Welcome back to Highlights Under the GUI! This week we interviewed Arjun. Arjun has been taking coding lessons from the team for a couple of months and is currently in the early stages of his first project. The game does not yet have a name and Arjun has already encountered a few bugs. We asked him a few questions to better understand the debugging process and his thoughts on it.

So you started with three bugs. What were they exactly?
“My first problem was that the origin wasn’t set correctly, which meant that my character would randomly sink into the ground and I would need to jump to get out. My next one was that when I jumped right there would be a spin, but this didn’t happen when I jumped left.
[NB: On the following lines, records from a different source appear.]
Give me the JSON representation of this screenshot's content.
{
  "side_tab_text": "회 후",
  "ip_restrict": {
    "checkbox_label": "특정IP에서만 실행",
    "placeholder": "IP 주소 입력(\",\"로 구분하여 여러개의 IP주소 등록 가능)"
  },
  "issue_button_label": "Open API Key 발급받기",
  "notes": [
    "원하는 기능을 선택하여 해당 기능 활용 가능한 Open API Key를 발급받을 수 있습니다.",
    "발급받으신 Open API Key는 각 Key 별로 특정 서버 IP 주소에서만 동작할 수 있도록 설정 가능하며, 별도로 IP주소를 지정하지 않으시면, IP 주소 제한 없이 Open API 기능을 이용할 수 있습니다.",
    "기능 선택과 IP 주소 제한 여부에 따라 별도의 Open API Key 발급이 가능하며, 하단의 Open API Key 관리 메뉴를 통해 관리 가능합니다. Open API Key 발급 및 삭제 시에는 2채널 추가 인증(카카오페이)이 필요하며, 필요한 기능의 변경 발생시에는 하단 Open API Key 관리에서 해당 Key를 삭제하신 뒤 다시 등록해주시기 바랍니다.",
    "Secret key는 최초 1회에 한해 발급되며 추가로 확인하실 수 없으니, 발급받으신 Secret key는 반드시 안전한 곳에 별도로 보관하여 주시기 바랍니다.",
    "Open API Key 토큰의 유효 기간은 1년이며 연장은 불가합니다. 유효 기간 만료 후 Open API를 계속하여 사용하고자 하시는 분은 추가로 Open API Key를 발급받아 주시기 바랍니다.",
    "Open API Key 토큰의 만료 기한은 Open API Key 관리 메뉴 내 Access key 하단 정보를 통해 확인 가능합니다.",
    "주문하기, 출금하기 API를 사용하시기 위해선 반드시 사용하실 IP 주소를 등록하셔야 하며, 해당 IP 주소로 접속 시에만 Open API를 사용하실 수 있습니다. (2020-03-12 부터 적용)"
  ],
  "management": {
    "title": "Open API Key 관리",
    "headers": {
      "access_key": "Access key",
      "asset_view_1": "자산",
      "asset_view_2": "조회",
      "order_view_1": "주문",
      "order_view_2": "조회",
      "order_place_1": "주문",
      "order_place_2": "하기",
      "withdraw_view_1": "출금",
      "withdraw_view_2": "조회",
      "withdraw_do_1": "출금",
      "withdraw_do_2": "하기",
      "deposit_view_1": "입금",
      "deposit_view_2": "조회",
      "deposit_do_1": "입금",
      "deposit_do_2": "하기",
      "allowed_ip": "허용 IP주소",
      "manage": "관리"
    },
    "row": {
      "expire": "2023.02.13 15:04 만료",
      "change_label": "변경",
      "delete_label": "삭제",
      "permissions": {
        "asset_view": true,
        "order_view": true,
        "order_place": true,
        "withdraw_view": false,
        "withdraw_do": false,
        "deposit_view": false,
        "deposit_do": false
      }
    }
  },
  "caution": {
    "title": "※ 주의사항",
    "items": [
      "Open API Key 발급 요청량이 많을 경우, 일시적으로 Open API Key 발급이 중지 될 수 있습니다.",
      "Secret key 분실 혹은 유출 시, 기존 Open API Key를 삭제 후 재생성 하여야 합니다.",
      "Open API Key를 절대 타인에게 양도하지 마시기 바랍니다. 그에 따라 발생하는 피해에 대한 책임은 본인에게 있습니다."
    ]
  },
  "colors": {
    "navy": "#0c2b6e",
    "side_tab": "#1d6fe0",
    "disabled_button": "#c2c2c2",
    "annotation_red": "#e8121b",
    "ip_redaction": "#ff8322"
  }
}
The third problem was that the attack was buggy and would repeat the same sprite. And…. now it moonwalks.”


So how did you fix these problems?
“Well, I had to check the common factors to find out why they were happening. Sometimes the parameters were not set properly, other times it was centering, or the variables were not correct. For the sinkhole problem I had to reset the origin, and for the jumping problem I had to double check my events and make sure those were ordered properly.”

You have a new bug to fix now, the moonwalk – is debugging annoying?
“Kind of, but you get over it. I enjoy the challenge and that I’m doing something new.”

As you can see, debugging can be a tedious task in the coding process. On a scale of 1-10 on how fun it can be, with 10 being the most fun one could ever have, it is usually not a 10. That being said, this process is crucial for the development and improvement of general critical thinking skills. Our kids are able to realize the problem at hand, assess the causal factors associated with the problem, and appropriately apply a solution.

As we grow older, we begin to realize that many problems will have to be solved without the aid of others. By allowing our students to individually reflect on their problems, they are better able to tackle other problems that arise in other facets of their life. Also, the early development of being able to think critically about problems will prove to be useful once they grow older.


Additionally, the sense of accomplishment that occurs after our kids fix their coding bus is rewarding. This sense of learning is what we at Under The Gui strive for, and wouldn’t trade for anything else!